If intelligence, behavior, and achievement are primarily due to something within ourselves, then the genetic composition of our population is a matter of major concern for social planning but if they are brought forth primarily by external factors then social engineers and statesmen should be primarily concerned with manipulating environment (p. 63).
    He argues that social policies should be based on genetics being the primary determinant of intelligence, behavior, and achievement. He presents evidence to support his argument (pp. 63ff).
    To overcome the difference in achievement between Blacks and Whites, the government has made various programs to raise the socioeconomic environment of Black infants and preschool children. Being unable to overcome the genetic component, these programs have done little to close the gap (p. 64). [However, they have cost a great deal — thus, making some rich. More importantly from a statist perspective, they have given the government much more control over the people.]
    In conclusion, George writes, “We should try at least to ameliorate our race problems by more hopeful means than compulsory programs that violate established biological truths.
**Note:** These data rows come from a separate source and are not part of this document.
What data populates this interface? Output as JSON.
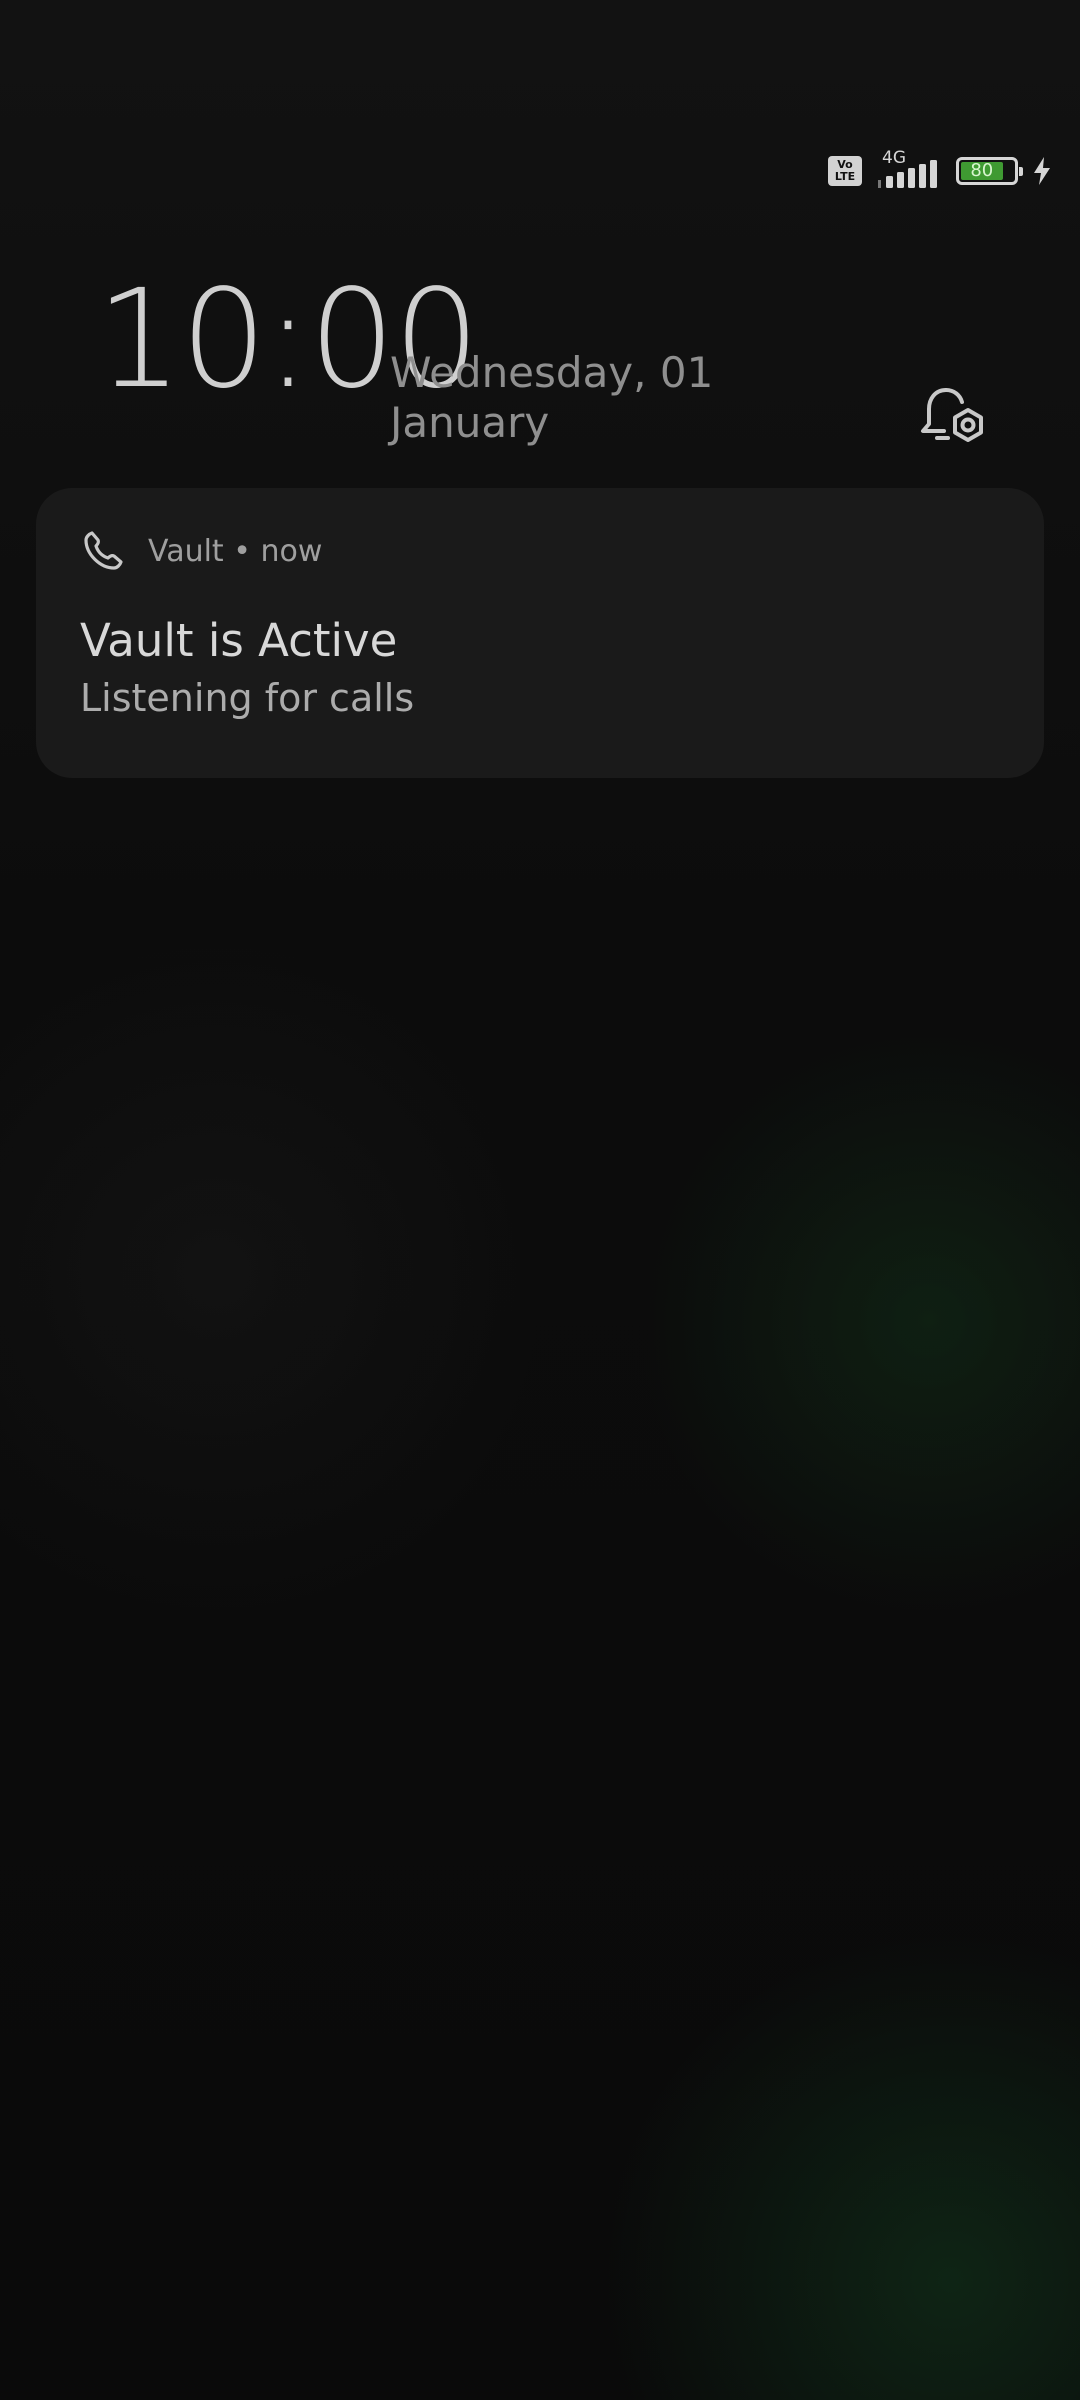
{
  "status_bar": {
    "volte_top": "Vo",
    "volte_bottom": "LTE",
    "network_type": "4G",
    "signal_icon": "signal-bars-icon",
    "battery_level": "80",
    "battery_fill_percent": 80,
    "charging_icon": "charging-bolt-icon",
    "battery_color": "#3f9a32"
  },
  "lockscreen": {
    "time": "10:00",
    "date_line1": "Wednesday, 01",
    "date_line2": "January",
    "notification_settings_icon": "bell-settings-icon"
  },
  "notification": {
    "app_icon": "phone-icon",
    "app_name": "Vault",
    "separator": "•",
    "time": "now",
    "title": "Vault is Active",
    "body": "Listening for calls"
  }
}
The establishment of schools fitted to the Negroes’ intellectual talents would be a step in the right direction” (p. 66).
    Summarizing his book, he writes:
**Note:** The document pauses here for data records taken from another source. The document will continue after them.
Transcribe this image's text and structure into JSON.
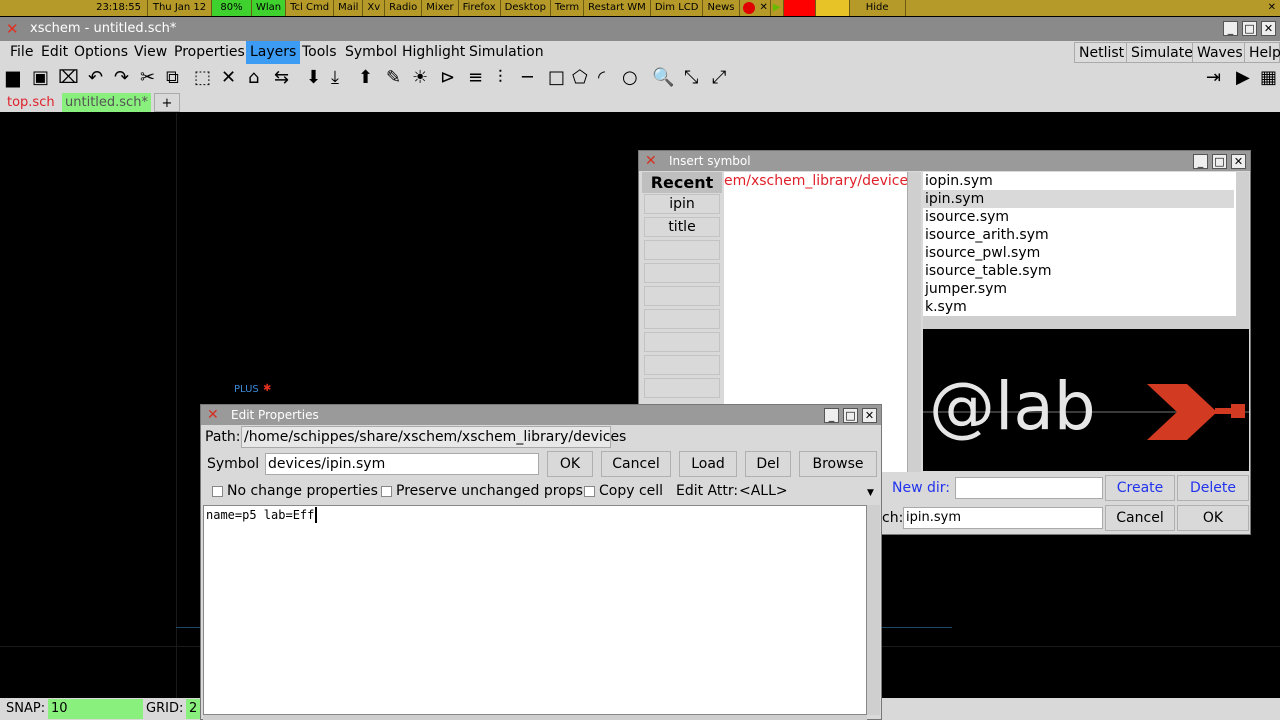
{
  "topbar": {
    "clock": "23:18:55",
    "date": "Thu Jan 12",
    "battery": "80%",
    "items": [
      "Wlan",
      "Tcl Cmd",
      "Mail",
      "Xv",
      "Radio",
      "Mixer",
      "Firefox",
      "Desktop",
      "Term",
      "Restart WM",
      "Dim LCD",
      "News"
    ],
    "hide": "Hide"
  },
  "window": {
    "title": "xschem - untitled.sch*"
  },
  "menu": {
    "items": [
      "File",
      "Edit",
      "Options",
      "View",
      "Properties",
      "Layers",
      "Tools",
      "Symbol",
      "Highlight",
      "Simulation"
    ],
    "active": "Layers",
    "right": [
      "Netlist",
      "Simulate",
      "Waves",
      "Help"
    ]
  },
  "tabs": {
    "items": [
      "top.sch",
      "untitled.sch*"
    ],
    "add": "+"
  },
  "canvas": {
    "pin_label": "PLUS"
  },
  "status": {
    "snap_label": "SNAP:",
    "snap_value": "10",
    "grid_label": "GRID:",
    "grid_value": "2"
  },
  "insert_symbol": {
    "title": "Insert symbol",
    "recent_label": "Recent",
    "recent": [
      "ipin",
      "title",
      "",
      "",
      "",
      "",
      "",
      "",
      ""
    ],
    "path": "em/xschem_library/devices",
    "files": [
      "iopin.sym",
      "ipin.sym",
      "isource.sym",
      "isource_arith.sym",
      "isource_pwl.sym",
      "isource_table.sym",
      "jumper.sym",
      "k.sym"
    ],
    "selected": "ipin.sym",
    "preview_text": "@lab",
    "newdir_label": "New dir:",
    "newdir_value": "",
    "create": "Create",
    "delete": "Delete",
    "search_label": "ch:",
    "search_value": "ipin.sym",
    "cancel": "Cancel",
    "ok": "OK"
  },
  "edit_props": {
    "title": "Edit Properties",
    "path_label": "Path:",
    "path_value": "/home/schippes/share/xschem/xschem_library/devices",
    "symbol_label": "Symbol",
    "symbol_value": "devices/ipin.sym",
    "ok": "OK",
    "cancel": "Cancel",
    "load": "Load",
    "del": "Del",
    "browse": "Browse",
    "no_change": "No change properties",
    "preserve": "Preserve unchanged props",
    "copy_cell": "Copy cell",
    "edit_attr_label": "Edit Attr:",
    "edit_attr_value": "<ALL>",
    "text": "name=p5 lab=Eff"
  },
  "colors": {
    "accent": "#3c9bf3",
    "tab_active": "#8af07d",
    "preview_red": "#d23a22",
    "path_red": "#e0202a"
  }
}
        1. Powerful forces in the world are trying to foist on the people an educational and social revolution based on the equalitarian dogma.
        2. This equalitarian dogma is unsupportable on the basis of scientific facts.
        3. Individual organisms including man vary in their genetic constitution, not merely in the effects of environment on body and personality.
        4. Genes are potent determining factors not merely for gross morphology and superficial features but for many, perhaps most, features down to molecular structure, including brains and consequently behavior.
        5. Biological racial features are numerous and all pervasive and involve the brain as well as externally visible characters (p. 67).
    [Racial integration is part of the illuministic program to transfer all wealth and power to a small number of illuminists. However, the primary purpose of racial integration is racial amalgamation. The purpose of racial amalgamation is the annihilation of the White, Aryan, Adamic, race — the race created in God’s image.
    At the time that George wrote, the major racial issue was White verses Black. For the most part, the American Indian issues have faded. If he were to write today, he would have focused a good deal on the exploding Turanian invasion — mostly from Mexico and other Latin American countries and the Far East (Japan, Korea, China, and the Philippines). Another important race that he would need to consider is the Melanochroi — mostly from India, Pakistan, the Arabian peninsula, and Somalia. Percentage-wise, the Melanochroi is probably the fastest growing race in the United States. He would surely be weeping over the death of the White race and, thereby, the death of the American civilization.
    George feared that the mongrelization of the White race with the Black race would bring down America. As important as mongrelization is to the demise of the White race, genocide through replacement has become more important. Massive third-world non-White immigration is overwhelming White America and annihilating it. Whites will soon be a minority in their own country.]

Copyright © 2016 by Thomas Coley Allen.